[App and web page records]
────

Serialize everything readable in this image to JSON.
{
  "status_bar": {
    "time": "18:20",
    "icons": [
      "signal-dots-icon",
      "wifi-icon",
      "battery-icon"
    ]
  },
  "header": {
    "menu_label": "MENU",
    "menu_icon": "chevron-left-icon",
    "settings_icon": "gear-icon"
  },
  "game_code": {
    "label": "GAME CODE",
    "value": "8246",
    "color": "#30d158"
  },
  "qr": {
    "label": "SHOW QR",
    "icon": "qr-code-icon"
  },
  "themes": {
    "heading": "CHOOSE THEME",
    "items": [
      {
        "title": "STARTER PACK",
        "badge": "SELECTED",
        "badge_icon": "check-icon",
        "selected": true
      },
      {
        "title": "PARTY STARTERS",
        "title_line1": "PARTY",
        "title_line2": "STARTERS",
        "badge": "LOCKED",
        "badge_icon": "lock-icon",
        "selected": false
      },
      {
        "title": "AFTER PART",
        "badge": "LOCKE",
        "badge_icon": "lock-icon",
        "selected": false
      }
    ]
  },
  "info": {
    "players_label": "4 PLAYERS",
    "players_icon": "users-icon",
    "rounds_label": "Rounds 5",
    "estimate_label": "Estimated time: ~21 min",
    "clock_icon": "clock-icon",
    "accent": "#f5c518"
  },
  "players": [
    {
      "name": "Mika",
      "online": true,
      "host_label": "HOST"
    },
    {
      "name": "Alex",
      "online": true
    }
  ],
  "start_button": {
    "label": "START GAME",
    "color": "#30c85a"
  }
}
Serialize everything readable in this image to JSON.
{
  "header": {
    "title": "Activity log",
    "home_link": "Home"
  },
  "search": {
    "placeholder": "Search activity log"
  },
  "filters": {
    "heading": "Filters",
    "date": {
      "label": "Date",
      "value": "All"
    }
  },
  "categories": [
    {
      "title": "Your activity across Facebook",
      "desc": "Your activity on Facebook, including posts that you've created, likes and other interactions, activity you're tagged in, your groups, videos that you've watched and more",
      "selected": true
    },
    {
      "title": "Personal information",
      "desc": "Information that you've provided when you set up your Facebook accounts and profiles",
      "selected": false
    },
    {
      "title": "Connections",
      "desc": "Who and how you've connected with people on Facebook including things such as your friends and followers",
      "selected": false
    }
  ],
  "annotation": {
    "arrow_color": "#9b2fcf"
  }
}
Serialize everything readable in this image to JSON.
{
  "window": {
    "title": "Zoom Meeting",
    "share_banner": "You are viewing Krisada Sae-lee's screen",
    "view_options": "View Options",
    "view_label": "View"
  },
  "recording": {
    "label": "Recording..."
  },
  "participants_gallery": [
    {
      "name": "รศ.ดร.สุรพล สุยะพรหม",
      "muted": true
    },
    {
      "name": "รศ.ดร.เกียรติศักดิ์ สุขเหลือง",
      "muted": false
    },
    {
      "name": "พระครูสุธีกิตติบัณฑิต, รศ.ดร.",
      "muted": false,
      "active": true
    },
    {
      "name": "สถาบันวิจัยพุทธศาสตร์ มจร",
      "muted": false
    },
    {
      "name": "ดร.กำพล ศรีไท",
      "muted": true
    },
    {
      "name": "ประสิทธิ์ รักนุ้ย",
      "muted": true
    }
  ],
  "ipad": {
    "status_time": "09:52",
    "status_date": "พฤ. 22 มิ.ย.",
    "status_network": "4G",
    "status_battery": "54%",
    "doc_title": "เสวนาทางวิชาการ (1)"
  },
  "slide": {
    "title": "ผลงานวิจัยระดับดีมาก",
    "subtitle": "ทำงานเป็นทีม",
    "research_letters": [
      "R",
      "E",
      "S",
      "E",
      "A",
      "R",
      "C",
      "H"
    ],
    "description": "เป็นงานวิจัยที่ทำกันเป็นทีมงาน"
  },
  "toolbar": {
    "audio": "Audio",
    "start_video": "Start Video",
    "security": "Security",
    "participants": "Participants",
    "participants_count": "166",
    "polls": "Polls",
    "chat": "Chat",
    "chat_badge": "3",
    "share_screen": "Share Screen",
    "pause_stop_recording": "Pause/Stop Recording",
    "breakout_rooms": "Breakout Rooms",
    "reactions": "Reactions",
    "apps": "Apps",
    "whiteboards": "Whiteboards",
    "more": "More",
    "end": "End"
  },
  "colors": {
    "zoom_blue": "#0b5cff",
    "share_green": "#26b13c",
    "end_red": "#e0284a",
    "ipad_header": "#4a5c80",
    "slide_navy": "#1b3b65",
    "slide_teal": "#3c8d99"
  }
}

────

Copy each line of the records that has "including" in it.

      "desc": "Your activity on Facebook, including posts that you've created, likes and other interactions, activity you're tagged in, your groups, videos that you've watched and more",
      "desc": "Who and how you've connected with people on Facebook including things such as your friends and followers",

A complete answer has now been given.